The Foreign Minister began his morning visit by meeting with Thai troops stationed along the frontlines of the border. He then traveled up to the pagoda near the Preah Vihear temple and completed his trip by touring the cliff-top sanctuaries and the Cambodian marketplace currently being reconstructed at its base.
Defense Ministry spokesman Undersecretary of State Chhum Sucheat said Mr Kasit’s hour-long visit was a fruitful one, with military leaders pledging to reach a solution through political means. He said Mr Kasit requested permission to visit the Cambodian territory and stated he would urge the Thai Parliament to work through the Joint Boundary Commission, a bilateral group established to work toward boundary demarcation.
“They agree with the Royal Government of Cambodia to stop the fighting,” he said.
Meanwhile, media reports from Thailand stated the yellow-shirted People’s Alliance for Democracy plan to gather near the temple on Saturday for a demonstration against Cambodia’s claims to the area.
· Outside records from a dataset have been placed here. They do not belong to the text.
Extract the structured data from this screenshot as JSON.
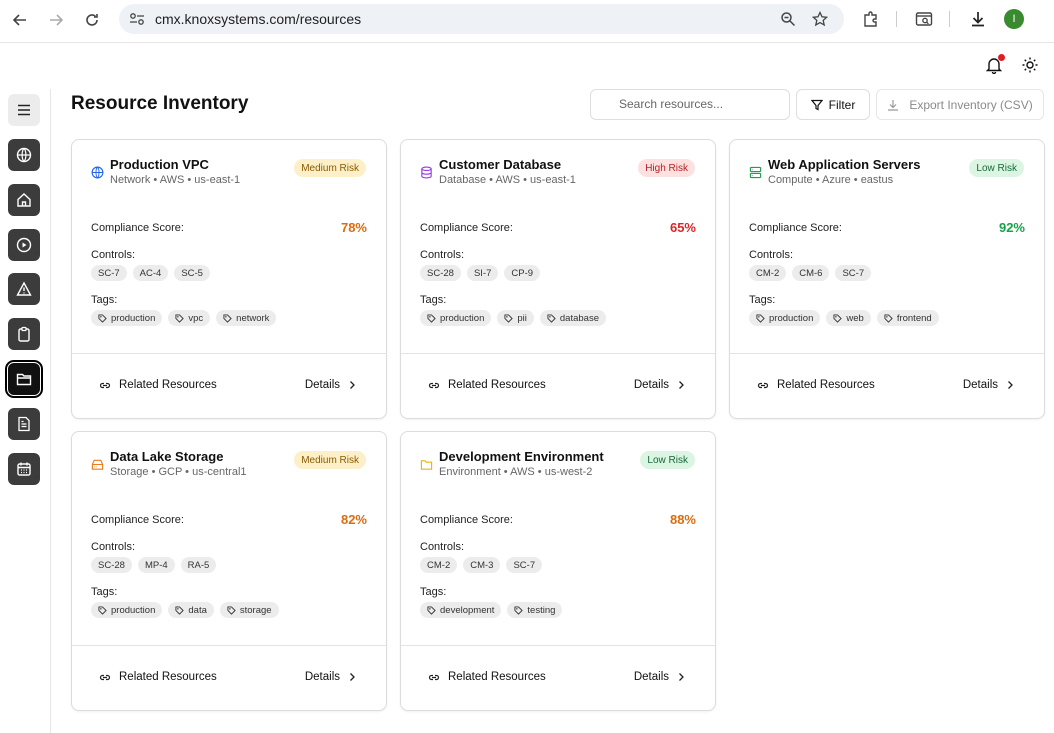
{
  "browser": {
    "url": "cmx.knoxsystems.com/resources",
    "profile_initial": "I"
  },
  "page": {
    "title": "Resource Inventory",
    "search_placeholder": "Search resources...",
    "filter_label": "Filter",
    "export_label": "Export Inventory (CSV)"
  },
  "sidebar": {
    "items": [
      "menu-icon",
      "globe-icon",
      "home-icon",
      "play-icon",
      "alert-icon",
      "clipboard-icon",
      "folder-icon",
      "file-report-icon",
      "calendar-icon"
    ],
    "active": "folder-icon"
  },
  "labels": {
    "compliance": "Compliance Score:",
    "controls": "Controls:",
    "tags": "Tags:",
    "related": "Related Resources",
    "details": "Details"
  },
  "colors": {
    "score_orange": "#dc6c0e",
    "score_red": "#dc2626",
    "score_green": "#16a34a"
  },
  "cards": [
    {
      "icon": "globe-icon",
      "title": "Production VPC",
      "subtitle": "Network • AWS • us-east-1",
      "risk": "Medium Risk",
      "score": "78%",
      "controls": [
        "SC-7",
        "AC-4",
        "SC-5"
      ],
      "tags": [
        "production",
        "vpc",
        "network"
      ]
    },
    {
      "icon": "database-icon",
      "title": "Customer Database",
      "subtitle": "Database • AWS • us-east-1",
      "risk": "High Risk",
      "score": "65%",
      "controls": [
        "SC-28",
        "SI-7",
        "CP-9"
      ],
      "tags": [
        "production",
        "pii",
        "database"
      ]
    },
    {
      "icon": "server-icon",
      "title": "Web Application Servers",
      "subtitle": "Compute • Azure • eastus",
      "risk": "Low Risk",
      "score": "92%",
      "controls": [
        "CM-2",
        "CM-6",
        "SC-7"
      ],
      "tags": [
        "production",
        "web",
        "frontend"
      ]
    },
    {
      "icon": "storage-icon",
      "title": "Data Lake Storage",
      "subtitle": "Storage • GCP • us-central1",
      "risk": "Medium Risk",
      "score": "82%",
      "controls": [
        "SC-28",
        "MP-4",
        "RA-5"
      ],
      "tags": [
        "production",
        "data",
        "storage"
      ]
    },
    {
      "icon": "folder-icon",
      "title": "Development Environment",
      "subtitle": "Environment • AWS • us-west-2",
      "risk": "Low Risk",
      "score": "88%",
      "controls": [
        "CM-2",
        "CM-3",
        "SC-7"
      ],
      "tags": [
        "development",
        "testing"
      ]
    }
  ]
}
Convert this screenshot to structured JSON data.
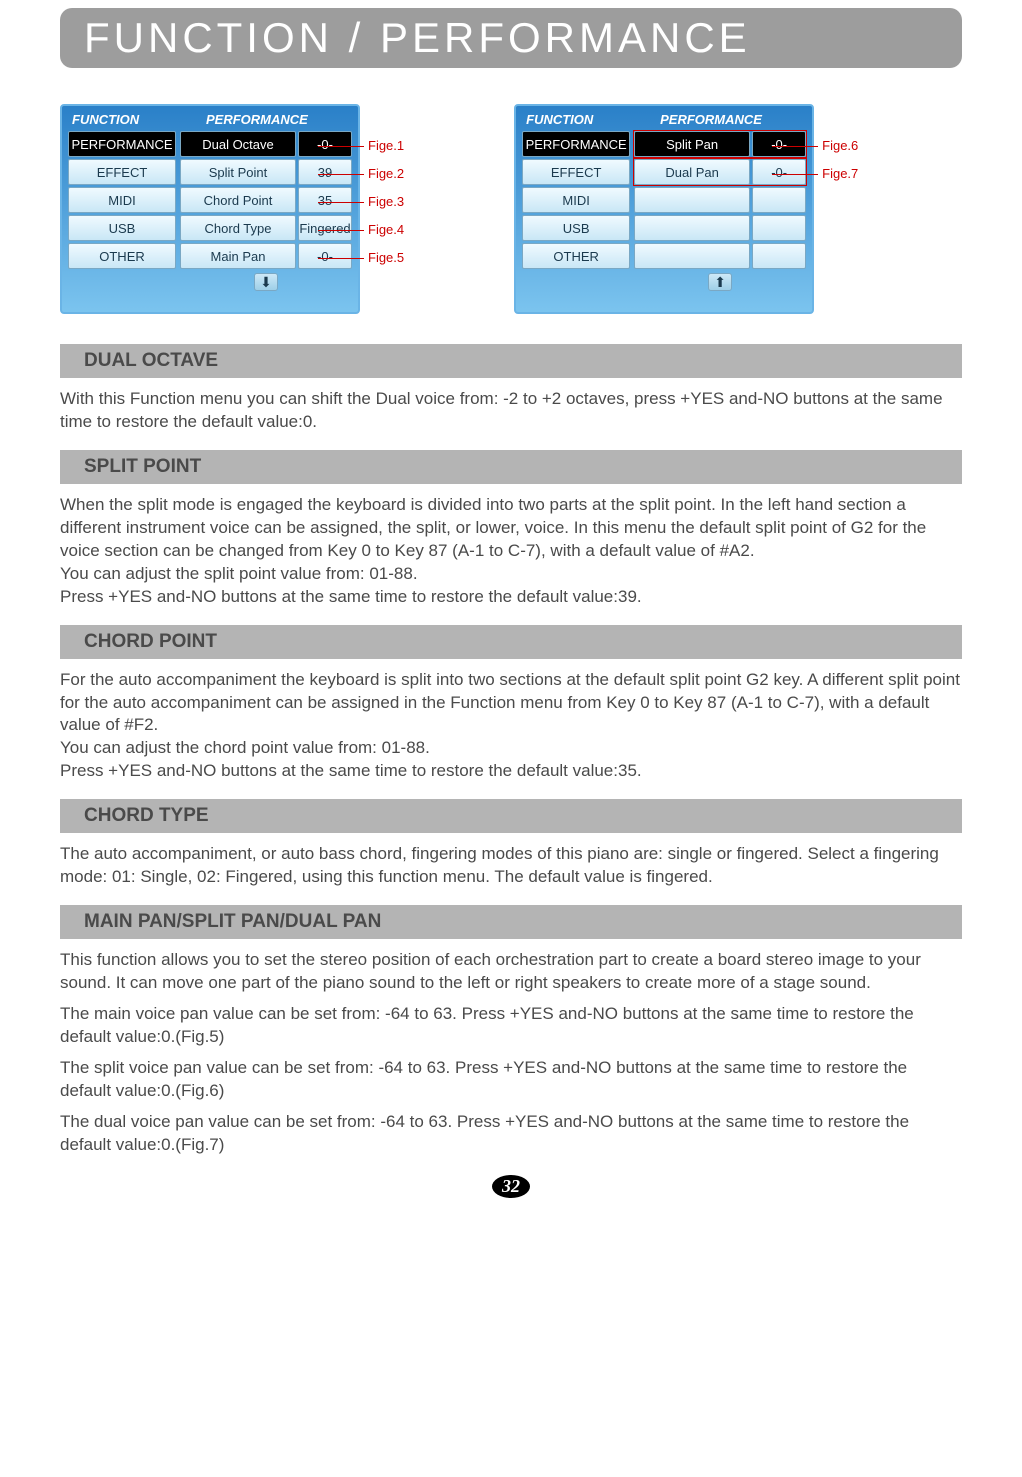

The political group has long opposed Thailand tolerating the listing of Preah Vihear temple as a Unesco World Heritage Site solely under the management of Cambodia and, according to the English language newspaper the Bangkok Post, members accuse Mr Kasit of failing to protect Thai territory near the temple.
The scheduled protest at Preah Vihear this Saturday by the ultra-nationalist “yellow shirts” is reminiscent of the events that originally sparked the border row between the two nations. In July 2008, a group of Thai protesters congregated near the now-closed border gate at the foot of the temple’s stairway, with three of them eventually breaking through the cordon and entering the temple area on July 15.
In another report from the Bangkok Post, Prime Minister Abhisit Vejjajiva denied his country had lost ground in the disputed Thai-Cambodian border area near the temple.
Mr Sucheat said the plans by the Peoples’ Alliance for Democracy to protest were not discussed with Mr Kasit, but he added that Cambodia saw no problem with the demonstration as long as protesters stay on their side of the border.
“We don’t care if they are in the Thai side,” Mr Sucheat said. But if they try to come into Cambodia, “we don’t allow,” he added.